Hugo Chavez, 58, died on Tuesday after a two-year battle with cancer. In total he was leader of Venezuela for 14 years, he was involved in two attempted military coups (once as the instigator, once as the target), his premiership coincided with a massive decline in his country’s Human Rights record and his most enduring image is that one clip of him sniffing around the podium at the UN General Assembly like a police dog looking for crack. Oh, and apparently he didn’t believe in Al Qaeda or the moon landings.
This is what you should be thinking right now
His government rammed the Supreme Court with political supporters who then openly disregarded the notion of separation of powers, In 2009 he called for the arrest and 30 year imprisonment of a judge who returned a verdict he didn’t like (she remains under house arrest), the government passed legislation to make it harder for the press to criticize or offend them (while vowing to deport any foreigner who did the same) and the government consistently voted against UN Resolutions condemning Human Rights abuses in Burma, Syria and North Korea (among others).
His funeral was attended by such dedicated and well known defenders of human happiness as Mahmoud Ahmadinejad (President “elect” of Iran), Alexander Lukashenko (Europe’s last dictator) and Sean Penn (Spicoli). Following his funeral his body will be put on display “eternally“, following in the footsteps of previous heralds of revolutionary socialism as Vladimir Lenin, Mao Zedong, Kim Il-sung and Ho Chi Minh. Because he spent his elected premiership constantly trying to show up the US whenever he could and chose to buy his weapons from Russia rather than the West he’ll be forever remembered as a dedicated anti-imperialist, because, of course Russia could never, ever, ever be described as an aggressive nation.

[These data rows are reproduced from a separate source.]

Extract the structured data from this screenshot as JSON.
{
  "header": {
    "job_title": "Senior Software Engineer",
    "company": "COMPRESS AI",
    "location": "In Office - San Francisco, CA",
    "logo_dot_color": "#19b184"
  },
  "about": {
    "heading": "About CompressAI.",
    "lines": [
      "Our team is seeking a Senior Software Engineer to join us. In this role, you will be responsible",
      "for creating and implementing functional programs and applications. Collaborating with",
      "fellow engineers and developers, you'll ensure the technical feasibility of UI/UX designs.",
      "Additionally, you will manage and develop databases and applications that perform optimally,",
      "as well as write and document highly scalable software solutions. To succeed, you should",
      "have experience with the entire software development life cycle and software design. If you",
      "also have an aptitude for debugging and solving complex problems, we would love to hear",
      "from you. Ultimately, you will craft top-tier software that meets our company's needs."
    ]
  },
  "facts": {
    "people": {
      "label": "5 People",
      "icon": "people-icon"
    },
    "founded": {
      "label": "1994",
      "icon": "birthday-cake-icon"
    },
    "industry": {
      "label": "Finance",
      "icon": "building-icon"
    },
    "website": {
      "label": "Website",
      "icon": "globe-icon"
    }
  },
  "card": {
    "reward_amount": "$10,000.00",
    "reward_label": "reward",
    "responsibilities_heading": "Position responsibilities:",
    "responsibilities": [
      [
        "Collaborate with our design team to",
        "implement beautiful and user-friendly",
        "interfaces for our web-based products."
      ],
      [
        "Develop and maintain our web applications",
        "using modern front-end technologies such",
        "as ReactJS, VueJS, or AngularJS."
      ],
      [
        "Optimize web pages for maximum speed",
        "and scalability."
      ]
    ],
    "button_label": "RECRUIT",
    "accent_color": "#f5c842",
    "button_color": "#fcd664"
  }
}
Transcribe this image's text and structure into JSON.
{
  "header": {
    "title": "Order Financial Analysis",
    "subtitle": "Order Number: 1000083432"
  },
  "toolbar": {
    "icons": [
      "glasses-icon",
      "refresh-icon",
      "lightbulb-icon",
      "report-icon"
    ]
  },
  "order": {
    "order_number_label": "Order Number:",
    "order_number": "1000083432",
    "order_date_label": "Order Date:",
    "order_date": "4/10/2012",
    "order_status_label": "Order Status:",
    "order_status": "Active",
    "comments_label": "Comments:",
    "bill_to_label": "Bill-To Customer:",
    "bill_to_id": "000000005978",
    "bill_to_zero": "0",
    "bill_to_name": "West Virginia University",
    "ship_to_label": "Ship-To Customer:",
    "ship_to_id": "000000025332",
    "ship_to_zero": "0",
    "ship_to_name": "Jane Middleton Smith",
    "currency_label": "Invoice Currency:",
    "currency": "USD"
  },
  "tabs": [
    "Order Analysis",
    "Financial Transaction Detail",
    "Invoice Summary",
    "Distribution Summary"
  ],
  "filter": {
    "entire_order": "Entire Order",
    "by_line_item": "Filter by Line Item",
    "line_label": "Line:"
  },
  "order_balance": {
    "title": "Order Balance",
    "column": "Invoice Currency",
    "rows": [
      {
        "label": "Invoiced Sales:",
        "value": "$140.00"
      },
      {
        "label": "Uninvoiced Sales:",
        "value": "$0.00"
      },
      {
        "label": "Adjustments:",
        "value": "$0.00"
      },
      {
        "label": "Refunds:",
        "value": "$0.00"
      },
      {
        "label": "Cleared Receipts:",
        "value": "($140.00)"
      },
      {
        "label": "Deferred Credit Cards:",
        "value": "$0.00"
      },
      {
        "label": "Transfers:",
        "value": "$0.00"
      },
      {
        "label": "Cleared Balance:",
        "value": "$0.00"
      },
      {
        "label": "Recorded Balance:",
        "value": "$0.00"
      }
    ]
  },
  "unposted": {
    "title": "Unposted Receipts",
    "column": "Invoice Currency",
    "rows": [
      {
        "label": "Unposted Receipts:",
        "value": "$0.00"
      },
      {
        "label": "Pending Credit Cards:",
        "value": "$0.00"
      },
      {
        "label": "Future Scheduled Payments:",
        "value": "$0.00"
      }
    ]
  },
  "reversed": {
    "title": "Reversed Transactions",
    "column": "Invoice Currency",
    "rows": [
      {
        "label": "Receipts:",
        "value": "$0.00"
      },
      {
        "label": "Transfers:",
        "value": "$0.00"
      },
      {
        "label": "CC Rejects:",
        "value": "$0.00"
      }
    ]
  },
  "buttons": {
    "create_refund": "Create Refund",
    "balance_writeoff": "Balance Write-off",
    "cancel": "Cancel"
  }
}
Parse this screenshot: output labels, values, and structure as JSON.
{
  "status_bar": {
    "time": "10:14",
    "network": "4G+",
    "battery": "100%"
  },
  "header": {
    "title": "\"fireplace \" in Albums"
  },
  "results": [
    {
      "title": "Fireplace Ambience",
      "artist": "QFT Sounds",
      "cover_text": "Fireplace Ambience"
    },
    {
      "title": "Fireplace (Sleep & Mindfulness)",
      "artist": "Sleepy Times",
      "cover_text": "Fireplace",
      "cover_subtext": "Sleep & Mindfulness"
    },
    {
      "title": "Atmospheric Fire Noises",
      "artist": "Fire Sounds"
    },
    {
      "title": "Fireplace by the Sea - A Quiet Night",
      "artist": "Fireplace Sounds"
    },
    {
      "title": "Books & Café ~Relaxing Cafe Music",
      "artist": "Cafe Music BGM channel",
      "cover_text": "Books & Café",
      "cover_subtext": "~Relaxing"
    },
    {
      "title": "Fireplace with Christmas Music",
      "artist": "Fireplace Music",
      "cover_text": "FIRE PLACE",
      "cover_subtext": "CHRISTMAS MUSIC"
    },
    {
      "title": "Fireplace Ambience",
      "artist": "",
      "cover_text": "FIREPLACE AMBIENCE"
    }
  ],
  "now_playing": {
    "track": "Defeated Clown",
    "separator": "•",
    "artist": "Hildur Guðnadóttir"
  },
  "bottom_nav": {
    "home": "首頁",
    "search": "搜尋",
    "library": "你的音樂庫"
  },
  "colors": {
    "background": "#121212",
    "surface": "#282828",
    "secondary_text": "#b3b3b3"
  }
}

Of course it could easily be argued that so far I’ve been a slightly one sided about his death. The truth is that in life Chavez suffered from what I’ve just decided to call “Richard Nixon Syndrome.” Few people can doubt that Nixon was an asshole and yet he was the asshole who helped negotiate the first arms limitation treaty with the Soviet Union, created the Environmental Protection Agency, passed the 1970 Clean Air Act, fought hard (and partly succeeded) to reform US healthcare, oversaw the desegregation of public schools and helped lay the groundwork for the Indian Self-Determination and Education Assistance Act.
And Chavez falls into exactly the same trap. You have to be a completely myopic anti-US cyclops to be blind to all the mans faults, but you cant deny that his time as Venezuela’s leader lead to some huge improvements for the country. He passed progressive trade union laws, reduced poverty and increased health and education standards, all of which makes him more difficult to classify, but does it undo all that bad and make him a saint? Of course not. And yet his supporters continue to ignore the abuses and excesses as if they either didn’t happen or don’t matter as they chant his successes as if they’re revealing a never heard secret. It’s almost like the kitchen scene in Fight Club where the Space Monkeys start to chant “His name is Robert Paulson“. We all knew Chavez wasn’t Satan, that doesn’t undo the bad the he and his government was responsible for.